Hadith of the “Ten People Guaranteed Paradise”

One of the most infamous hadith a fabrication is referred to as, “Ten People Guaranteed Paradise (al-Asharah Mubashsharah bil-Jannah).”

According to this hadith the “ten people guaranteed Paradise” are: (1) Abu Bakr b. Abi Qahafah (2) Umar b. al-Khattab (3) Uthman b. al-Affan (4) Talha b. Ubaydillah (5) Zubayr b. al-Awam (6) Abd al-Rahman b. Auf (7) Sa’d b. Abi Waqqas (8) Abdullah b. Masoud (9) Abu Obaydah b. al-Jarrah and (10) Ali b. Abi Talib. Collectively granting them all paradise puts us in a great dilemma because many of these individuals are known for their questionable character.

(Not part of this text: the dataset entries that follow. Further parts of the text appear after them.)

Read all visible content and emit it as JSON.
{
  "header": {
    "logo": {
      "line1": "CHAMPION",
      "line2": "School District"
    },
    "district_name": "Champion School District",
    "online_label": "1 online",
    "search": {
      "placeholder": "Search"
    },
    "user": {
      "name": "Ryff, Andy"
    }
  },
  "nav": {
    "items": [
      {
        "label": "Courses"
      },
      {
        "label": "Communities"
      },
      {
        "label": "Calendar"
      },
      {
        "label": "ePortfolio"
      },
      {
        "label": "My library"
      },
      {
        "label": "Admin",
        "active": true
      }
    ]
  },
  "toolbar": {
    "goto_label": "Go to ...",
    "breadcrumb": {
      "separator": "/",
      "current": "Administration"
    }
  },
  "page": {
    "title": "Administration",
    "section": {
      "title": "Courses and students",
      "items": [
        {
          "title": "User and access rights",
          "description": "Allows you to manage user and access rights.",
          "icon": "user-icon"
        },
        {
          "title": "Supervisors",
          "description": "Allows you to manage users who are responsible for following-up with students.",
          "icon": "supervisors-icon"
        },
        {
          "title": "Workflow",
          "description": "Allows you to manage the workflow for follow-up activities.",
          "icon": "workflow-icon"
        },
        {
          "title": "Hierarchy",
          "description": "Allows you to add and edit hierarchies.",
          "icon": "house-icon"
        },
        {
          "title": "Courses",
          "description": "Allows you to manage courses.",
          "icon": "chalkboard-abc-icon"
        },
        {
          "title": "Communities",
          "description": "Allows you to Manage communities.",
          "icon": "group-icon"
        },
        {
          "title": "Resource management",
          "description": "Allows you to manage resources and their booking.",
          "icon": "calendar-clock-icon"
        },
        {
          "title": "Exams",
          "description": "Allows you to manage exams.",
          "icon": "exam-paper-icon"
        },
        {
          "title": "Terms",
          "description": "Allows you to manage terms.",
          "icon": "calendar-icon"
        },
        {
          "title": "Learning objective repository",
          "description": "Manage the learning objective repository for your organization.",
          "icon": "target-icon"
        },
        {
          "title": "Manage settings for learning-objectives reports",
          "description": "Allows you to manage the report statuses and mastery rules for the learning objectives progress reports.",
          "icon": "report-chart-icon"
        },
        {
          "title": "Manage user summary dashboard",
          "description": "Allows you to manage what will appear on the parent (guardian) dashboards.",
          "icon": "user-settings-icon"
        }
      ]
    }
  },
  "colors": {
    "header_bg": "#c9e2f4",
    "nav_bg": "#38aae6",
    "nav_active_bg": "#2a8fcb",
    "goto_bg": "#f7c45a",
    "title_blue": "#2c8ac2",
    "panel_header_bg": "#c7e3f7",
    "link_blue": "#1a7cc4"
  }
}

To begin with, only al-Tirmidhi includes this hadith, whereas al-Bukhari, al-Muslim, and al-Dhahabi all reject it.[8] It behooves us to ask why the other prominent hadith recorders did not mention this hadith, since being guaranteed Paradise assures that their course of life was traveled correctly. Then who narrated this “hadith?” Near the top of the chain of narrators lies Sa’ed b. Zayd, the son-in-law of the second caliph – a man who refused to pay allegiance to Imam Ali during his caliphate.

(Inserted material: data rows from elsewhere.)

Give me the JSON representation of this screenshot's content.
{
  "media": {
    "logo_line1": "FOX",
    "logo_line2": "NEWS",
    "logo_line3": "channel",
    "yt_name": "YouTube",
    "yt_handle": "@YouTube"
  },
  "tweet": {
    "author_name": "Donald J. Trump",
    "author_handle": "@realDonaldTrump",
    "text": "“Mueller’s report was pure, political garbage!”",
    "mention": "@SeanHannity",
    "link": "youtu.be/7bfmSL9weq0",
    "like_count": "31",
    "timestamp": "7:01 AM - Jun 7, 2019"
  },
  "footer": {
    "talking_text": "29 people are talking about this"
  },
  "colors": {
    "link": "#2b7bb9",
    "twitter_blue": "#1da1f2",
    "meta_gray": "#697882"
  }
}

Another point to consider is that those guaranteed Paradise should include those who sacrificed their lives and properties in the path of Allah, so why were not the hundreds of martyrs and companions included in this hadith? For example, the “Leader of the Martyrs (Sayyid al-Shuhada),” Hamzah, the uncle of the Holy Prophet is not included in this hadith, nor are any of the Ansar whom the Holy Prophet constantly praised.

Above that, to guarantee Paradise to Talha, Zubayr, Abd al-Rahman b. Auf, and Uthman b. al-Affan would bring about a problem for several reasons. First, Talha, Zubayr, and Abd al-Rahman b. Auf used to call Uthman a “fasiq” (indecent), and they eventually revolted against him during his caliphate. In addition, Talha and Zubayr pressed for a civil war by supporting and joining Lady Aishah in the Battle of the Camel, in which both of them were killed in the battle. Secondly, Uthman and Abd al-Rahman b. Auf (whom Umar nicknamed “the Pharaoh of this nation”[9]), after a falling out, did not speak to one another until death. Furthermore, after Uthman’s assassination, the Muslims were so angry with Uthman that they did not allow for his body to be buried in al-Baqi cemetery; hence, his remains were buried in the Jewish cemetery of Kokab.[10] He remained buried there until Mu’awiyah came to power and included him in the common cemetery of al-Baqi, in Madinah. To add, Sa’d b. Abi al-Waqqas refused to pay allegiance to Imam Ali even when the rest of the ummah accepted him as their fourth caliph. Nevertheless, many Muslim leaders still cite this fabricated hadith, and many Muslims embrace it unquestioningly.

[8] Al-Dhahabi, Mizan al-Itedaal
[9] Ibn Qutaybah, Al-Imamah wal-Siyasah, 24
[10] Ibn Abd al-Birr, Al-Estiaab

When Power and Piety Collide by Sayed Moustafa al-Qazwini